The Nazis may not have known art, but they knew what they liked, and much more so what they didn’t. We’ve previously featured here on Open Culture the “Degenerate Art Exhibition” of 1937, put on by Hitler’s party four years after it rose to power. Following on a show of only Nazi-approved works — including many depictions of classically Germanic landscapes, robust soldiers in action, blonde nudes — it toured the country with the intent of revealing to the German people the “insult to German feeling” committed by Entartete Kunst (Degenerate art), a Nazi-defined category of art created by the likes of Paul Klee, Wassily Kandinsky, Max Beckmann, George Grosz, and others, a roster heavy on the abstract, the expressionistic, and the Jewish.

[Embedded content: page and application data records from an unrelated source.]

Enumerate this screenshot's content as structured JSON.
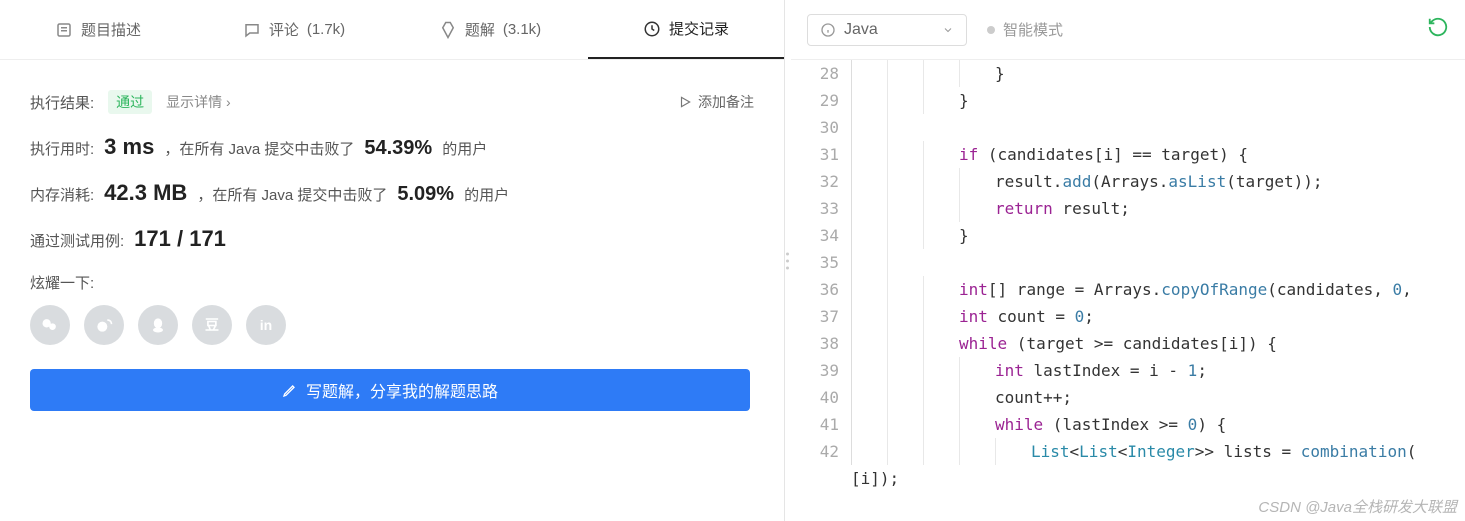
{
  "tabs": {
    "description": {
      "label": "题目描述"
    },
    "comments": {
      "label": "评论",
      "count": "(1.7k)"
    },
    "solutions": {
      "label": "题解",
      "count": "(3.1k)"
    },
    "submissions": {
      "label": "提交记录"
    }
  },
  "result": {
    "label": "执行结果:",
    "status": "通过",
    "detail_link": "显示详情 ›",
    "add_note": "添加备注"
  },
  "runtime": {
    "label": "执行用时:",
    "value": "3 ms",
    "text_before": "，在所有 Java 提交中击败了",
    "pct": "54.39%",
    "text_after": "的用户"
  },
  "memory": {
    "label": "内存消耗:",
    "value": "42.3 MB",
    "text_before": "，在所有 Java 提交中击败了",
    "pct": "5.09%",
    "text_after": "的用户"
  },
  "testcases": {
    "label": "通过测试用例:",
    "value": "171 / 171"
  },
  "share": {
    "label": "炫耀一下:",
    "icons": [
      "wechat",
      "weibo",
      "qq",
      "douban",
      "linkedin"
    ]
  },
  "write_button": "写题解，分享我的解题思路",
  "editor": {
    "language": "Java",
    "mode": "智能模式",
    "line_numbers": [
      "28",
      "29",
      "30",
      "31",
      "32",
      "33",
      "34",
      "35",
      "36",
      "37",
      "38",
      "39",
      "40",
      "41",
      "42",
      ""
    ],
    "lines_html": [
      "<span class='indent-guide first'></span><span class='indent-guide'></span><span class='indent-guide'></span><span class='indent-guide'></span>}",
      "<span class='indent-guide first'></span><span class='indent-guide'></span><span class='indent-guide'></span>}",
      "<span class='indent-guide first'></span><span class='indent-guide'></span>",
      "<span class='indent-guide first'></span><span class='indent-guide'></span><span class='indent-guide'></span><span class='kw'>if</span> (candidates[i] == target) {",
      "<span class='indent-guide first'></span><span class='indent-guide'></span><span class='indent-guide'></span><span class='indent-guide'></span>result.<span class='fn'>add</span>(Arrays.<span class='fn'>asList</span>(target));",
      "<span class='indent-guide first'></span><span class='indent-guide'></span><span class='indent-guide'></span><span class='indent-guide'></span><span class='kw'>return</span> result;",
      "<span class='indent-guide first'></span><span class='indent-guide'></span><span class='indent-guide'></span>}",
      "<span class='indent-guide first'></span><span class='indent-guide'></span>",
      "<span class='indent-guide first'></span><span class='indent-guide'></span><span class='indent-guide'></span><span class='kw'>int</span>[] range = Arrays.<span class='fn'>copyOfRange</span>(candidates, <span class='num'>0</span>,",
      "<span class='indent-guide first'></span><span class='indent-guide'></span><span class='indent-guide'></span><span class='kw'>int</span> count = <span class='num'>0</span>;",
      "<span class='indent-guide first'></span><span class='indent-guide'></span><span class='indent-guide'></span><span class='kw'>while</span> (target &gt;= candidates[i]) {",
      "<span class='indent-guide first'></span><span class='indent-guide'></span><span class='indent-guide'></span><span class='indent-guide'></span><span class='kw'>int</span> lastIndex = i - <span class='num'>1</span>;",
      "<span class='indent-guide first'></span><span class='indent-guide'></span><span class='indent-guide'></span><span class='indent-guide'></span>count++;",
      "<span class='indent-guide first'></span><span class='indent-guide'></span><span class='indent-guide'></span><span class='indent-guide'></span><span class='kw'>while</span> (lastIndex &gt;= <span class='num'>0</span>) {",
      "<span class='indent-guide first'></span><span class='indent-guide'></span><span class='indent-guide'></span><span class='indent-guide'></span><span class='indent-guide'></span><span class='cls'>List</span>&lt;<span class='cls'>List</span>&lt;<span class='cls'>Integer</span>&gt;&gt; lists = <span class='fn'>combination</span>(",
      "[i]);"
    ]
  },
  "watermark": "CSDN @Java全栈研发大联盟"
}
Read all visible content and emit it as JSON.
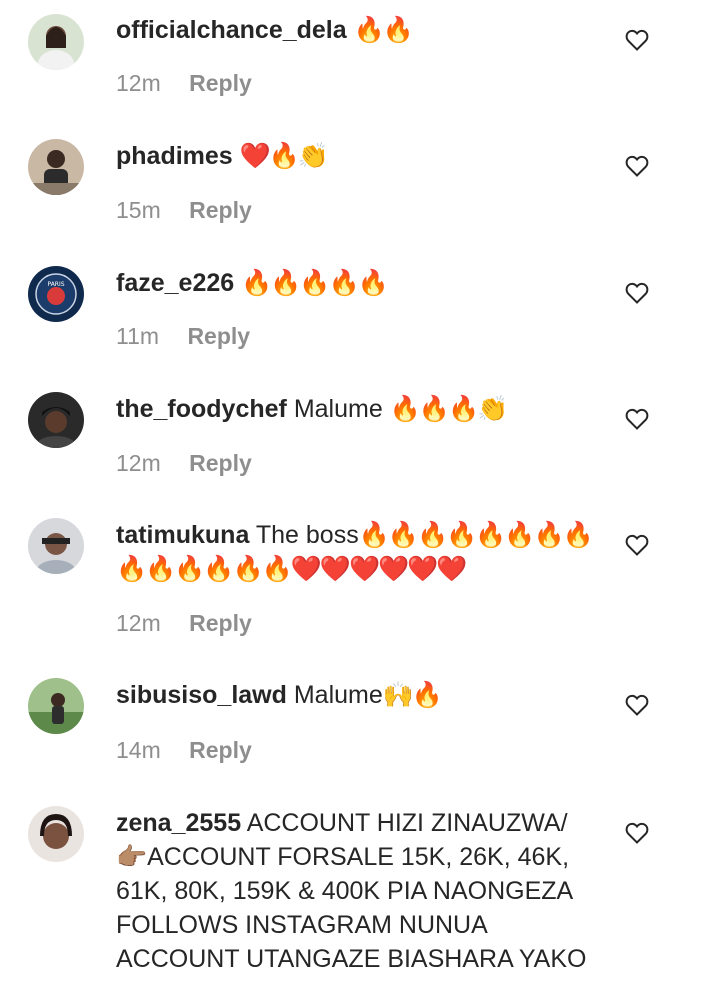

Now, thanks to the Victoria and Albert Museum, we know exactly which works of art the Nazis condemned. “The V&A holds the only known copy of a complete inventory of ‘Entartete Kunst’ confiscated by the Nazi regime from public institutions in Germany, mostly during 1937 and 1938,” says the museum’s site.
“The list of more than 16,000 artworks was produced by the Reichsministerium für Volksaufklärung und Propaganda (Reich Ministry for Public Enlightenment and Propaganda) in 1942 or thereabouts. It seems that the inventory was compiled as a final record, after the sales and disposals of the confiscated art had been completed in the summer of 1941.”
You can read and download the entire document, which provides “crucial information about the provenance, exhibition history and fate of each artwork,” in PDF form at the V&A’s page about it.
Daunting though the inventory itself may seem, Hyperallergic’s Jillian Steinhauer points out “a way to connect many of these pieces to the present day: an online database maintained by the Freie Universität Berlin. You can plug an artwork’s inventory number from the Nazi log books directly into their search engine, and it will pull up a record.” Here you see Max Beckmann’s Zwei Auto-Offiziere, El Lissitzky’s Proun R.V.N. 2, and Paul Klee’s Garten der Leidenschaft, just three examples of the thousands upon thousands of images that Hitler and company considered a threat to their regime. Today, the artistic merits of work by these and other artists once labeled Entartete Kunst have drawn more admirers than ever — though the very fact that the Nazis didn’t like it constitutes a decent reason for appreciation as well.
Based in Seoul, Colin Marshall writes and broadcasts on cities and culture. His projects include the book The Stateless City: a Walk through 21st-Century Los Angeles and the video series The City in Cinema. Follow him on Twitter at @colinmarshall or on Facebook.